What I noticed first and foremost was her abundance of … confidence. She carried herself with pride and poise and looked every bit as statuesque, sexy, and elegant as any movie star who might walk onto the Tonight Show stage. I was mesmerized by her magnetism and her evident self-love.
A few weeks ago, I went to see a specialist about the throat discomfort and swallowing problems I’d been experiencing (see my “It’s Always Something” post for more about this). As usual, I had to spend quite a bit of time in the waiting room, and this particular waiting room was more crowded than usual. In addition, the phone was ringing off the hook and the environment was far from peaceful. To combat my internal frustration, I decided to journal about my feelings in that moment. Here is an excerpt of what I wrote:
“Waiting to see specialist, room full of people… I don’t want to be here! I don’t want the medical model with all of its procedures and medications. I am tired of identifying as a sick person! I need to heal myself spiritually. I can do it, and I will!”
In that moment, I felt absolute clarity about what I did and did not want. I was clear in my desire to focus on my “healing project” rather than pursue medical procedures and prescription drugs. I didn’t have much time to reflect, however, as I was quickly whisked back into the examining room to see the doctor. Almost immediately, she spoke of my having an endoscopy and taking twice-daily medications. These things were exactly what I didn’t want!
I requested that the endoscopy be postponed for a month. I agreed to take the medication, but I never ended up filling the prescription due to my worries about potential side effects. Instead, I’ve been focusing on lifestyle changes such as eating more digestible foods in smaller portions and chewing my food more thoroughly. I also take small doses of over-the-counter medication, which seems to be sufficient at this point. Although my throat problem (medical term = Laryngopharyngeal Reflux) has not gone away, it’s definitely less severe than it was a month ago.
I had intended to post much earlier in the week, but you know what they say about good intentions… This has been a difficult week for me, which probably means I should have been devoting more attention to my healing project, instead of virtually ignoring it for a number of days. In getting back on track today, I searched for an exercise from “You Can Heal Your Life” to complete and write about. I was quickly drawn to the most appropriate exercise for me at this particularly point in time, the “Mirror Exercise” on page 35.
Simple Yet Not Easy…
The Mirror Exercise is extremely simple, yet not at all easy. The straightforward instructions are: look in a mirror and into your own eyes, speak your name, and say, “I love and accept you exactly as you are.” Louise Hay asks each of her clients to do this exercise during their initial session with her. She states that she has rarely had a calm reaction to her simple request.
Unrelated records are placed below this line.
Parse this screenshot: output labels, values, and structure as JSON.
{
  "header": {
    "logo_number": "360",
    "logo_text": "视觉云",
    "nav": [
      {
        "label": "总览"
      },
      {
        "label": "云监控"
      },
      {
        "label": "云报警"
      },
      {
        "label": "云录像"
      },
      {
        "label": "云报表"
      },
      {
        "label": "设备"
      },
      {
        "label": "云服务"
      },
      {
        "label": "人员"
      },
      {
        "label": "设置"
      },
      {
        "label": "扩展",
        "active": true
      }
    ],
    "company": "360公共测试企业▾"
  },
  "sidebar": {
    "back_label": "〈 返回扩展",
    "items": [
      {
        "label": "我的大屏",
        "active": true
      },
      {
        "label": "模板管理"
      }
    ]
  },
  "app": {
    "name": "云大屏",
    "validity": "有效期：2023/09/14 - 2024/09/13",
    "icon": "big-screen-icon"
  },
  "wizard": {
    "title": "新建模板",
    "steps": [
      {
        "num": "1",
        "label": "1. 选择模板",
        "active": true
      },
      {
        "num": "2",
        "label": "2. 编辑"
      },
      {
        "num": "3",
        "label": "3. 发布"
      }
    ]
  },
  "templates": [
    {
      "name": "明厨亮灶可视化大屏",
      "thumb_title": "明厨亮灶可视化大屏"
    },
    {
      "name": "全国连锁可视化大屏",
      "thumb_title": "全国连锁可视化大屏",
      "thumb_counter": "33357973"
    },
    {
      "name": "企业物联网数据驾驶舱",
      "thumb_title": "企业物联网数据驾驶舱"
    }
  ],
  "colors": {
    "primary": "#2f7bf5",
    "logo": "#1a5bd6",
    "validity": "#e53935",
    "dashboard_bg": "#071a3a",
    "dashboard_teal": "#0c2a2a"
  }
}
On the contrary, some clients were brought to tears, while others became angry and refused to do the exercise. One client even threw the mirror across the room! Needless to say, it isn’t easy to proclaim love and acceptance for ourselves.